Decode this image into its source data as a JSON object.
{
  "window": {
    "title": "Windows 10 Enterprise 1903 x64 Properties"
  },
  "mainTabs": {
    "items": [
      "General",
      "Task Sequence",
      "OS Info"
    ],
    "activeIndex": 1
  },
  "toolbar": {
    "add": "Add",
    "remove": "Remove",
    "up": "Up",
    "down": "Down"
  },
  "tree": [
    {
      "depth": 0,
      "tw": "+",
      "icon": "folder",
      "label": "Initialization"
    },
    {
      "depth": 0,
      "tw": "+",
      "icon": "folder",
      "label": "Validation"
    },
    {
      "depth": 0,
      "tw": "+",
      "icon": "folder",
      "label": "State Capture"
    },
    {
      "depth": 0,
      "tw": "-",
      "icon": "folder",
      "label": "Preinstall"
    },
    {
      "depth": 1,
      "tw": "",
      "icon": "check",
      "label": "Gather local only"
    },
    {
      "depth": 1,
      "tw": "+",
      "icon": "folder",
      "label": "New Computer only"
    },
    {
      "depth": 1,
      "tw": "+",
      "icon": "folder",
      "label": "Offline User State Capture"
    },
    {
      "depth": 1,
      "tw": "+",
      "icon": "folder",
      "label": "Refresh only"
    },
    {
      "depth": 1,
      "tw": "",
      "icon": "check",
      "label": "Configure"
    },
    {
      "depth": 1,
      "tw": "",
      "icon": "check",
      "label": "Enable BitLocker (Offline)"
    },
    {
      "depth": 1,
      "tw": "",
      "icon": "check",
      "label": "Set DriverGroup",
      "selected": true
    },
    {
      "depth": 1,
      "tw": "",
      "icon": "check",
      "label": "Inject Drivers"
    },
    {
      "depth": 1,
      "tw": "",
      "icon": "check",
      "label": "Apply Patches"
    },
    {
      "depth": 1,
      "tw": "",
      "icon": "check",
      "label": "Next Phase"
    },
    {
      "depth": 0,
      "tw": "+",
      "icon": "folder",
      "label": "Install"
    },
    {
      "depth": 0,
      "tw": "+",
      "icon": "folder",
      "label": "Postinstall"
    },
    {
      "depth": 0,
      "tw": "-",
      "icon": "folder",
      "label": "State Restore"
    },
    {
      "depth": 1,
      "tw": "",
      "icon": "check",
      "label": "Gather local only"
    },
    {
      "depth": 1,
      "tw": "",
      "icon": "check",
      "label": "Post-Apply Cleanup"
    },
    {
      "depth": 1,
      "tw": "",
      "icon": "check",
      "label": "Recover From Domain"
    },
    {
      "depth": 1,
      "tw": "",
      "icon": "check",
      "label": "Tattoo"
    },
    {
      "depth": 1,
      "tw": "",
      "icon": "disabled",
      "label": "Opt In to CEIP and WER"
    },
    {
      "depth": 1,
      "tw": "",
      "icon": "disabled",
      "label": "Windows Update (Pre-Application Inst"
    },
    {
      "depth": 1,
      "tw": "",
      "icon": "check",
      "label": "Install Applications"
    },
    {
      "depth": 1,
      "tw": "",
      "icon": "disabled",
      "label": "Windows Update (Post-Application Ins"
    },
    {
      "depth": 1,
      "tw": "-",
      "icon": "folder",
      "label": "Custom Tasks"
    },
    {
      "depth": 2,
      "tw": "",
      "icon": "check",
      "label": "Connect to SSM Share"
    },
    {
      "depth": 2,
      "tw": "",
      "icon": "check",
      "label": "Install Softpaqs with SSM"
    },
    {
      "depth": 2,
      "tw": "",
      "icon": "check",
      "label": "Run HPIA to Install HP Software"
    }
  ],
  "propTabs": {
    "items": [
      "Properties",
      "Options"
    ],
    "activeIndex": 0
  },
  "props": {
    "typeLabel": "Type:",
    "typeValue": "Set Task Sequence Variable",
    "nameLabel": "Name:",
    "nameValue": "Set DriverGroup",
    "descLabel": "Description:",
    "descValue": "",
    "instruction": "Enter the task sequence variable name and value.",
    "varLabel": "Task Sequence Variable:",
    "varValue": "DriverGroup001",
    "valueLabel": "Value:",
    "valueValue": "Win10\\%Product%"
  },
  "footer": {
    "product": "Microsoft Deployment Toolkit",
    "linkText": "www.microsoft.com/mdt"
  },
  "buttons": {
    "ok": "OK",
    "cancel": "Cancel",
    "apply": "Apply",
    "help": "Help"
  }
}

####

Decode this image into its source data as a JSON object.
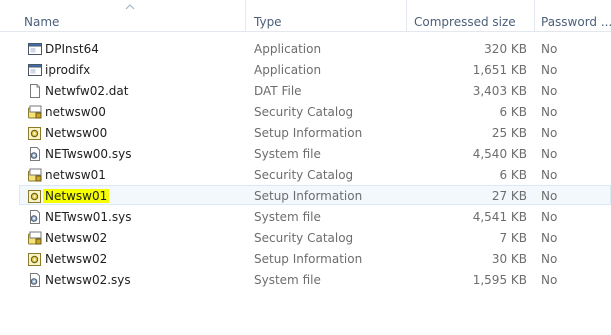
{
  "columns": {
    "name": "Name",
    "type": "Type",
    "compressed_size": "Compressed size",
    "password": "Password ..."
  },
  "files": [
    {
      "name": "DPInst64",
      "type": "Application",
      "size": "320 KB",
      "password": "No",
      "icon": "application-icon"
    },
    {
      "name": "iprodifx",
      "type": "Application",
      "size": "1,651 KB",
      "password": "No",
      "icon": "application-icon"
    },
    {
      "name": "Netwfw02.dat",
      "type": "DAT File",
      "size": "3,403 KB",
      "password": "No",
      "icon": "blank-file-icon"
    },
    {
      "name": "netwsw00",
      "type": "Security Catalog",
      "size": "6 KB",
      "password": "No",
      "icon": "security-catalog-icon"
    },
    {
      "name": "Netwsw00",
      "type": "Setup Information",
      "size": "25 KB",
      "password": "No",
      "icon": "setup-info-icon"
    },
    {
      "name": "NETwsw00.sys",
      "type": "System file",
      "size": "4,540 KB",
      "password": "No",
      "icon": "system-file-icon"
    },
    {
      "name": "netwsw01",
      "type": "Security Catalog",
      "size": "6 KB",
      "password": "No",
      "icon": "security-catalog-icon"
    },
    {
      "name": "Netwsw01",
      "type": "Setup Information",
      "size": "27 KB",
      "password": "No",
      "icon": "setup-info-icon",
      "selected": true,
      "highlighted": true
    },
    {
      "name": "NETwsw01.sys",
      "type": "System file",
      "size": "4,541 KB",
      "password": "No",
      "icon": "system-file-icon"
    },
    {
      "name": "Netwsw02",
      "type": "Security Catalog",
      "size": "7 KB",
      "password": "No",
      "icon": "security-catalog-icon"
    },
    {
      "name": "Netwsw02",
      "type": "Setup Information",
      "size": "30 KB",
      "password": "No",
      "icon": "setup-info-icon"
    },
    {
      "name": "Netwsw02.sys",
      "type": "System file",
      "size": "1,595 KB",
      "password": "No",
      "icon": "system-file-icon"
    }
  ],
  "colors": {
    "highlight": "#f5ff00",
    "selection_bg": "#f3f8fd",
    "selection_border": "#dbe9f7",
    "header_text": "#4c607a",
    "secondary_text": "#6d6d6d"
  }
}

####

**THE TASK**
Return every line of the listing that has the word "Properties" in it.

**SOLVED PROBLEM**
    "title": "Windows 10 Enterprise 1903 x64 Properties"
      "Properties",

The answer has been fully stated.